What is Morphine?

By Dr Ananya Mandal, MD

Morphine is the most abundant analgesic opiate found in opium and is a potent pain reliever. The drug is used in clinical pain relief but is also used illicitly for recreational purposes among drug users. It is potentially highly addictive and can cause intense physical dependence that leads to abuse of the substance.

Sources, street names and brand names of morphine

Morphine is obtained from the seedpod extract or opium found in the poppy plant, Papaver somniferum.
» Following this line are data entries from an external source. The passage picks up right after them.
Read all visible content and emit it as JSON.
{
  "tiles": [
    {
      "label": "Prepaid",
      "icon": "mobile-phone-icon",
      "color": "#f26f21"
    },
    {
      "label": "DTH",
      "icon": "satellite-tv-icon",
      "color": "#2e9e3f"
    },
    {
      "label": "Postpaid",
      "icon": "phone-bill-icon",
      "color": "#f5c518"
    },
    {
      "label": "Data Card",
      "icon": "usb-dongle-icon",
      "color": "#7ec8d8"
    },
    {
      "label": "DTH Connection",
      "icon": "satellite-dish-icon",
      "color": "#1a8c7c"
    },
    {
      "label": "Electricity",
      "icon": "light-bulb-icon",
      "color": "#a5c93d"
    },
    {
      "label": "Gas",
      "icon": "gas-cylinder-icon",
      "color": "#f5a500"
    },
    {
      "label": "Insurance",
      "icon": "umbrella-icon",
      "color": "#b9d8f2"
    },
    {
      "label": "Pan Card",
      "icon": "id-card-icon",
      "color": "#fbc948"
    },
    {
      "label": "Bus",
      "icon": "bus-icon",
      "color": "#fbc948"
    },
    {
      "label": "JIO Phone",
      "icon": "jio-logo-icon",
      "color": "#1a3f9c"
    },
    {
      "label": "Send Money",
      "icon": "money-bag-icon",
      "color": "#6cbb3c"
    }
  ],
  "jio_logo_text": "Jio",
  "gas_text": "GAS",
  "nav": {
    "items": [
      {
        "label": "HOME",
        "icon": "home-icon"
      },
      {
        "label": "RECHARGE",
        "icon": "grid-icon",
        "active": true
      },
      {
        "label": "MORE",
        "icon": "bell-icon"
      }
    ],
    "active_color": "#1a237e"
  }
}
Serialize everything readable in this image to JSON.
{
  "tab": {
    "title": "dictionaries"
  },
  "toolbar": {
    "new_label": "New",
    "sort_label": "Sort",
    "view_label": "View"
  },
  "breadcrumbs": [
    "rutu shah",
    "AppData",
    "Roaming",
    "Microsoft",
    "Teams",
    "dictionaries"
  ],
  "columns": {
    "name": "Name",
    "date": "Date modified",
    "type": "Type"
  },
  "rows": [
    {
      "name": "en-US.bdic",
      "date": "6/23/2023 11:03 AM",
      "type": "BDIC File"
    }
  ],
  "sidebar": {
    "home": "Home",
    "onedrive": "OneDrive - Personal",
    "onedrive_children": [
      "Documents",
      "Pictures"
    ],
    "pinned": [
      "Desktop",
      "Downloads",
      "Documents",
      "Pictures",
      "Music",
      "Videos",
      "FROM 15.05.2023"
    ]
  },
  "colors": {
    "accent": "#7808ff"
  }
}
Morphine is widely used in clinical pain management, especially for terminal cancer pain and post-surgery pain. In the body, morphine has several effects including reduction of pain, loss of hunger, and suppression of cough.

Some of the clinical uses of morphine include:

  • Pain relief after surgery
  • Pain relief after major trauma or injury except head injuries
  • Pain relief in advanced cancers with terminal cancer pain

Morphine is sold clinically under brand names MSiR®, MS-Contin®, Roxanol®, RMS®, Kadian® and oramorph SR®.

Due to the euphoric effects of the drug, morphine is also commonly used illegally by drug abusers. Some of the street names for morphine include God's Drug, MS, Morf, Morpho, Dreamer, First Line, Emsel, Unkie and Mister Blue.

Morphine use and abuse

In previous decades, the injectable form of morphine was most commonly used. However, today it is taken in the form of a pill, a drinkable solution or a suppository.

Once injected or ingested, morphine enters the blood stream which carries it to the brain and other parts of the body where it activates opioid receptors to exert the effects of the drug. Activation of the μ1 receptor subtype leads to pain relief, while activation of the μ2 receptor can cause effects such as respiratory depression and addiction. Sedation or sleepiness is caused by morphine's activation of the κ receptor subtype.

Repeated use of morphine can lead to individuals developing tolerance of the drug and a physical and psychological dependence on it. Tolerance describes when an increased dose of the drug is needed if a person is to expereince the same pleasurable effects as they expereinced with a previous smaller dose because the effects have become blunted when this same smaller dose is used.

Morphine legal status

Worldwide, morphine is a Schedule I drug under the Single Convention on Narcotic Drugs. In the Unites Sates, morphine is a Schedule II drug under the Controlled Substances Act and in the UK, it is a Class A drug under the Misuse of Drugs Act 1971 and a Schedule 2 controlled Drug under The Misuse of Drugs Regulations 2001. In Australia, it is classified as a Schedule 8 drug under State and Territory Poisons Acts.

Reviewed by , BSc

Sources

  1. http://www.fda.gov/downloads/Drugs/DrugSafety/UCM199333.pdf
  2. http://www.mcieast.marines.mil/Portals/33/Documents/Safety/Abuse/Morphine.pdf
  3. http://www.palliativecare.org.au/portals/46/resources/FactsAboutMorphine.pdf
  4. http://iftandcs.org/Addictions/Drugs%20The%20Straight%20Facts,%20Morphine.pdf
  5. http://update.anaesthesiologists.org/wp-content/uploads/2009/08/Morphine.pdf

Further Reading

Last Updated: Oct 27, 2013

Read in | English | Español | Français | Deutsch | Português | Italiano | 日本語 | 한국어 | 简体中文 | 繁體中文 | Nederlands | Русский | Svenska | Polski
Comments
The opinions expressed here are the views of the writer and do not necessarily reflect the views and opinions of News-Medical.Net.
Post a new comment
Post
You might also like... ×
New study finds highest rates of decline in prescription drug misuse nationwide